### HOW TO COMPLETE THIS TASK
What is needed is the number of lines below that contain the string "VendorMichelle", with no other text.

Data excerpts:
----

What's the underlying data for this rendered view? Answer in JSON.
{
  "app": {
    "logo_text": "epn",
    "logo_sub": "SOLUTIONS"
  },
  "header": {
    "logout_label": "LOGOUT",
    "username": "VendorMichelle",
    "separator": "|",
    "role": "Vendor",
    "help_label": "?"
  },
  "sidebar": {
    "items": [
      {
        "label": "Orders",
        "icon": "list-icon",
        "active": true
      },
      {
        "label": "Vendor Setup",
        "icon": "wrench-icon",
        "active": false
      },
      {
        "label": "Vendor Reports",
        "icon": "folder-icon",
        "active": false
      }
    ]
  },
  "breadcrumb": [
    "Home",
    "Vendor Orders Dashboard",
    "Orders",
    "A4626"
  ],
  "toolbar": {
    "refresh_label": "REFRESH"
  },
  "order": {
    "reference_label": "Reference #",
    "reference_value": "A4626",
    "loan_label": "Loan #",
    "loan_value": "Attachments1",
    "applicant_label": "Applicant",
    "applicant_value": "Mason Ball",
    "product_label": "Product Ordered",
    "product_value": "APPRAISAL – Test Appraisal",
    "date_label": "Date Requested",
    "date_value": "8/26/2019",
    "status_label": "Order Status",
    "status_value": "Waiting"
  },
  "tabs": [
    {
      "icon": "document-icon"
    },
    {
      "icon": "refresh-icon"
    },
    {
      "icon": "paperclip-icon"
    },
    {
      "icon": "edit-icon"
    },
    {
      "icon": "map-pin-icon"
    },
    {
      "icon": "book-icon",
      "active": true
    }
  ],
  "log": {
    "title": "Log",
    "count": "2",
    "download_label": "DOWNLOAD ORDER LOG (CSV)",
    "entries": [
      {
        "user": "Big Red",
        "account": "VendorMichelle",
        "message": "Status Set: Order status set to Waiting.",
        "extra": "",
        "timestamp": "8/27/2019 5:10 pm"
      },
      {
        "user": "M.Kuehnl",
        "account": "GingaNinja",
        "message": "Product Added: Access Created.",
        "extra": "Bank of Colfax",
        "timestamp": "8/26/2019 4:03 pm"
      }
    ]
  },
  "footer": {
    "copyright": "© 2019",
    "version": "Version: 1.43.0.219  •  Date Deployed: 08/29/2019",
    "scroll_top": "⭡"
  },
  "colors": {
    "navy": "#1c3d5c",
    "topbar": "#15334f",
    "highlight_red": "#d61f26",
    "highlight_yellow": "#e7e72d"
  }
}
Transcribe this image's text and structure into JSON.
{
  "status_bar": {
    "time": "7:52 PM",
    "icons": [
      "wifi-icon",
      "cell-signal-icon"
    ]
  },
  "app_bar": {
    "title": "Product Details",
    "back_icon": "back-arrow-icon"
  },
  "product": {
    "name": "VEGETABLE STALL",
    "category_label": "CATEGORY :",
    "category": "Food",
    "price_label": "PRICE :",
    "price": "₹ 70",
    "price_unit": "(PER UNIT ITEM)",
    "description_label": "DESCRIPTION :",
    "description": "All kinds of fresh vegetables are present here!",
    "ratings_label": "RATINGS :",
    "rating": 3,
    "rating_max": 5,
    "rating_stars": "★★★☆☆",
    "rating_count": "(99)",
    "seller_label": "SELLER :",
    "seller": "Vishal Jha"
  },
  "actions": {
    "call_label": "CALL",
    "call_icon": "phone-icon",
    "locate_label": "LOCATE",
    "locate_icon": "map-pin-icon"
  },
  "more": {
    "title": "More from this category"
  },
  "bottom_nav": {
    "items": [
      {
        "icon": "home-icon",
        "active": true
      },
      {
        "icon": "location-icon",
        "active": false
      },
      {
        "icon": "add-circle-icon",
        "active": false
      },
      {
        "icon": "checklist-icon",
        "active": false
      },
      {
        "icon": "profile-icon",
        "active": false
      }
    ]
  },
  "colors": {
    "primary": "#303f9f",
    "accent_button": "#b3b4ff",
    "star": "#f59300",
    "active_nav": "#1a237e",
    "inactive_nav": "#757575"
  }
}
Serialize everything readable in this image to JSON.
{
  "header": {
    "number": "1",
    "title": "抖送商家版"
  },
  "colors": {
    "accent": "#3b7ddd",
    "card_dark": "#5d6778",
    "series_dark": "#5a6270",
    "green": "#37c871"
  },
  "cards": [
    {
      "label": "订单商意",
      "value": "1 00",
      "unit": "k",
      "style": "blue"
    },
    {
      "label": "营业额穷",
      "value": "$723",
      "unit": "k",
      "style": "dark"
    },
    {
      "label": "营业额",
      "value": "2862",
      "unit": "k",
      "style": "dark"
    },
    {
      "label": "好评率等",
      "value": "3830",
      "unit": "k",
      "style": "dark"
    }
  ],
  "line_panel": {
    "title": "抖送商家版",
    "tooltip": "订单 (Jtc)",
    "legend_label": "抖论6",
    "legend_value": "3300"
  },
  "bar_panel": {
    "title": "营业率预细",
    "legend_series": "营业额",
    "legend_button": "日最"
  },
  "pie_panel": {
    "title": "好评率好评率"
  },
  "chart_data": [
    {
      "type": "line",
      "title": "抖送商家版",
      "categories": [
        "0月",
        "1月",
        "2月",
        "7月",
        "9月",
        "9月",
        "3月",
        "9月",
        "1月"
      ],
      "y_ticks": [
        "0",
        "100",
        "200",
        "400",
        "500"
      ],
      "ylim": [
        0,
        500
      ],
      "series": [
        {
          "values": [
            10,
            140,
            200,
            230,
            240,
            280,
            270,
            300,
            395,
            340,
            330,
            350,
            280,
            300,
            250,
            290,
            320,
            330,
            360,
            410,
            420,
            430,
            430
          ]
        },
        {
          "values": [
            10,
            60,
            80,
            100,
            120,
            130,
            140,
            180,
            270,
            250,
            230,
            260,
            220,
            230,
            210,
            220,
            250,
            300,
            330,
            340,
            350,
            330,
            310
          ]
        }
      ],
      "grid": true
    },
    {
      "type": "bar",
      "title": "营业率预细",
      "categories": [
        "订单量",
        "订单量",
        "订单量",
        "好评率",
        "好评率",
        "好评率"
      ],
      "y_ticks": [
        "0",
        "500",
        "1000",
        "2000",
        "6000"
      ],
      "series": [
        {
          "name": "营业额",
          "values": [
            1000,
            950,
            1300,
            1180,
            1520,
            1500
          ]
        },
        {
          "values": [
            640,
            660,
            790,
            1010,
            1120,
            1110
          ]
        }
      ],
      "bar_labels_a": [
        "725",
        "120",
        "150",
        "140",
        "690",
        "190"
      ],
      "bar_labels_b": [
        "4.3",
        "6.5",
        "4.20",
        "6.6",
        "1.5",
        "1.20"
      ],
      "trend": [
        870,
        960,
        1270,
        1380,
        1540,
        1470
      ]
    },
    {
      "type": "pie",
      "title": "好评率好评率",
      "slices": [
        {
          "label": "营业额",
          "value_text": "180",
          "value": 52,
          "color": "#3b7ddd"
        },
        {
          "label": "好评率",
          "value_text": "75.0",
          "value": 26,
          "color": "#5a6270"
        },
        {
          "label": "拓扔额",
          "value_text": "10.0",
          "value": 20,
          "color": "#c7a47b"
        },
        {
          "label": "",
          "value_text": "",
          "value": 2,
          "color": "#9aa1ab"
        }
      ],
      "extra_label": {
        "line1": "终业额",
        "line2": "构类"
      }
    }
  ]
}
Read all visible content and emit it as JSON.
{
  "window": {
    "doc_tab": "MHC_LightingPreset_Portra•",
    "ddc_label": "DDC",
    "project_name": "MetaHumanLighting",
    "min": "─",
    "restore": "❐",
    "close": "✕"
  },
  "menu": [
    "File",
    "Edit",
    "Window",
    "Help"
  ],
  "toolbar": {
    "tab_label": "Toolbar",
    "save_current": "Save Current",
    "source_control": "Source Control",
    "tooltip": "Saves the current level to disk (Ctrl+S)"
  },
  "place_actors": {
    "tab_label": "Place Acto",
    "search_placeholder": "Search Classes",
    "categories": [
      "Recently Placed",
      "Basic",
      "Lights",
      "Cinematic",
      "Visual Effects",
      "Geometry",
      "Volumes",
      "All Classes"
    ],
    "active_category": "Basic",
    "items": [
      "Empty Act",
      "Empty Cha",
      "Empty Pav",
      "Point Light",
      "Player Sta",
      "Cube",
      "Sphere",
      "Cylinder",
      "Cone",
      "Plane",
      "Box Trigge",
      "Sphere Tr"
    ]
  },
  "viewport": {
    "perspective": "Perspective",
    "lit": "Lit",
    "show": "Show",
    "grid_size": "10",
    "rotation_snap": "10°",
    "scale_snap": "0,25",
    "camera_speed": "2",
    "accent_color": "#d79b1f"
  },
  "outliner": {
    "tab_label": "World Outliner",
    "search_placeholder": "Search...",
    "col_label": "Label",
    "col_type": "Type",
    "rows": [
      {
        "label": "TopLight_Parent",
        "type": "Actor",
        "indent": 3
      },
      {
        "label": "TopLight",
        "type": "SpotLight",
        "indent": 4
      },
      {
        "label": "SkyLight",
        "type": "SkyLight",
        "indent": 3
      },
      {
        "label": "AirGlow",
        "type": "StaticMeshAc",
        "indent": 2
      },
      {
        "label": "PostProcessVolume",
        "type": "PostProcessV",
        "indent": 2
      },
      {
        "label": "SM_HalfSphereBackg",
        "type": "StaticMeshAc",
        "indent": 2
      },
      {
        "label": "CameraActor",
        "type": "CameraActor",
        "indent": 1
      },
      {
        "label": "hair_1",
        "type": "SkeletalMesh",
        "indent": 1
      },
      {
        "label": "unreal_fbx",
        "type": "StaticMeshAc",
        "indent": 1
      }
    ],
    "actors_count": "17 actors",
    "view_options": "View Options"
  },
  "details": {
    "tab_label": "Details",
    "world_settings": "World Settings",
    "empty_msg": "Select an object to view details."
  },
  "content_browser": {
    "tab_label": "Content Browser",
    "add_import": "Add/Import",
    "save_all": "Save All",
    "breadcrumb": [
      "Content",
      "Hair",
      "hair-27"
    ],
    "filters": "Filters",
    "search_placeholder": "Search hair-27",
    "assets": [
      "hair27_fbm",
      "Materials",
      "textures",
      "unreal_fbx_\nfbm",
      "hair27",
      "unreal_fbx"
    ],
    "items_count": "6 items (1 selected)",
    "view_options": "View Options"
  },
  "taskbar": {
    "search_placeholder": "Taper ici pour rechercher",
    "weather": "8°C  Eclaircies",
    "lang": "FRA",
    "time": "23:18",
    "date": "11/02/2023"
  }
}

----

### EXPECTED OUTPUT
2